#### Dataset content ####

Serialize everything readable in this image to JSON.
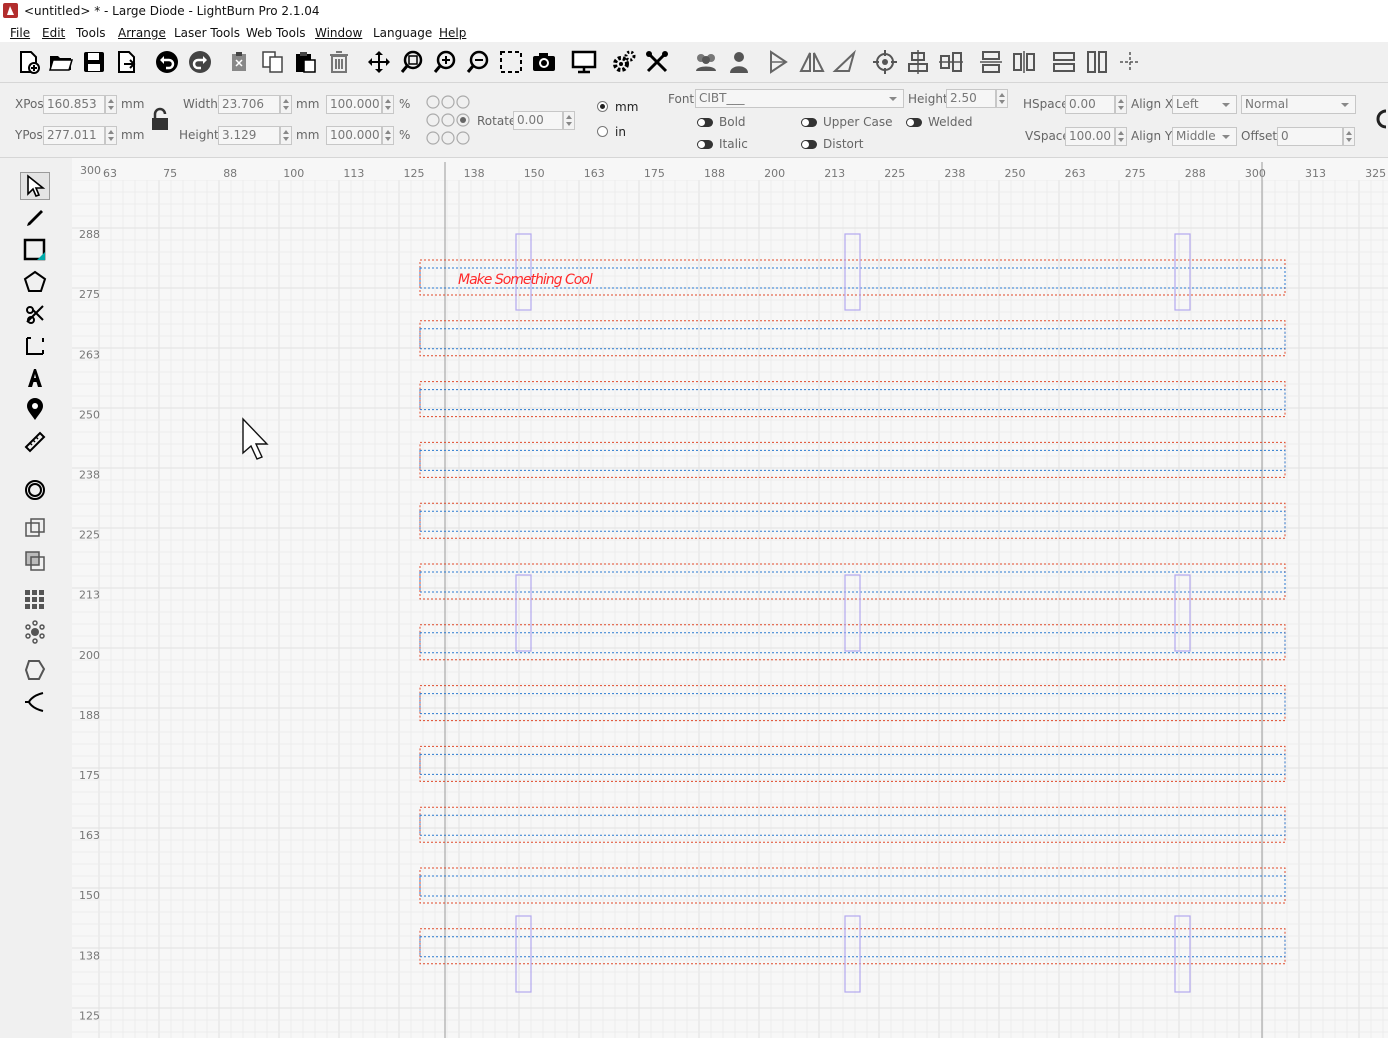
{
  "window": {
    "title": "<untitled> * - Large Diode - LightBurn Pro 2.1.04"
  },
  "menu": [
    {
      "id": "file",
      "label": "File"
    },
    {
      "id": "edit",
      "label": "Edit"
    },
    {
      "id": "tools",
      "label": "Tools"
    },
    {
      "id": "arrange",
      "label": "Arrange"
    },
    {
      "id": "laser-tools",
      "label": "Laser Tools"
    },
    {
      "id": "web-tools",
      "label": "Web Tools"
    },
    {
      "id": "window",
      "label": "Window"
    },
    {
      "id": "language",
      "label": "Language"
    },
    {
      "id": "help",
      "label": "Help"
    }
  ],
  "toolbar_icons": [
    "new-file-icon",
    "open-folder-icon",
    "save-icon",
    "export-icon",
    "undo-icon",
    "redo-icon",
    "cut-icon",
    "copy-icon",
    "paste-icon",
    "delete-icon",
    "move-icon",
    "zoom-frame-icon",
    "zoom-in-icon",
    "zoom-out-icon",
    "select-frame-icon",
    "camera-icon",
    "monitor-icon",
    "settings-gear-icon",
    "tools-wrench-icon",
    "group-icon",
    "ungroup-icon",
    "mirror-vertical-icon",
    "mirror-horizontal-icon",
    "rotate-icon",
    "center-target-icon",
    "align-center-icon",
    "align-middle-icon",
    "distribute-h-icon",
    "distribute-v-icon",
    "make-same-width-icon",
    "make-same-height-icon",
    "dock-icon"
  ],
  "props": {
    "xpos_label": "XPos",
    "xpos_value": "160.853",
    "ypos_label": "YPos",
    "ypos_value": "277.011",
    "unit_mm": "mm",
    "width_label": "Width",
    "width_value": "23.706",
    "height_label": "Height",
    "height_value": "3.129",
    "scale_w": "100.000",
    "scale_h": "100.000",
    "percent": "%",
    "rotate_label": "Rotate",
    "rotate_value": "0.00",
    "units": [
      {
        "label": "mm",
        "selected": true
      },
      {
        "label": "in",
        "selected": false
      }
    ],
    "font_label": "Font",
    "font_value": "CIBT___",
    "font_height_label": "Height",
    "font_height_value": "2.50",
    "hspace_label": "HSpace",
    "hspace_value": "0.00",
    "vspace_label": "VSpace",
    "vspace_value": "100.00",
    "alignx_label": "Align X",
    "alignx_value": "Left",
    "aligny_label": "Align Y",
    "aligny_value": "Middle",
    "mode_value": "Normal",
    "offset_label": "Offset",
    "offset_value": "0",
    "bold": "Bold",
    "italic": "Italic",
    "upper_case": "Upper Case",
    "distort": "Distort",
    "welded": "Welded"
  },
  "left_tools": [
    "select-tool-icon",
    "draw-lines-icon",
    "rectangle-icon",
    "polygon-icon",
    "edit-nodes-icon",
    "corner-tool-icon",
    "text-tool-icon",
    "position-laser-icon",
    "measure-icon",
    "offset-icon",
    "boolean-union-icon",
    "boolean-subtract-icon",
    "grid-array-icon",
    "circular-array-icon",
    "convert-path-icon",
    "tabs-tool-icon"
  ],
  "rulers": {
    "x_ticks": [
      "63",
      "75",
      "88",
      "100",
      "113",
      "125",
      "138",
      "150",
      "163",
      "175",
      "188",
      "200",
      "213",
      "225",
      "238",
      "250",
      "263",
      "275",
      "288",
      "300",
      "313",
      "325"
    ],
    "y_ticks": [
      "300",
      "288",
      "275",
      "263",
      "250",
      "238",
      "225",
      "213",
      "200",
      "188",
      "175",
      "163",
      "150",
      "138",
      "125"
    ]
  },
  "canvas": {
    "text_object": "Make Something Cool",
    "text_color": "#ff2a2a",
    "row_count": 12,
    "outer_line_color": "#e04a2a",
    "inner_line_color": "#2a7ad0",
    "vertical_marker_color": "#b4a8ee"
  }
}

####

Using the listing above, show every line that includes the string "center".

■ Completed task ■
    "center-target-icon",
    "align-center-icon",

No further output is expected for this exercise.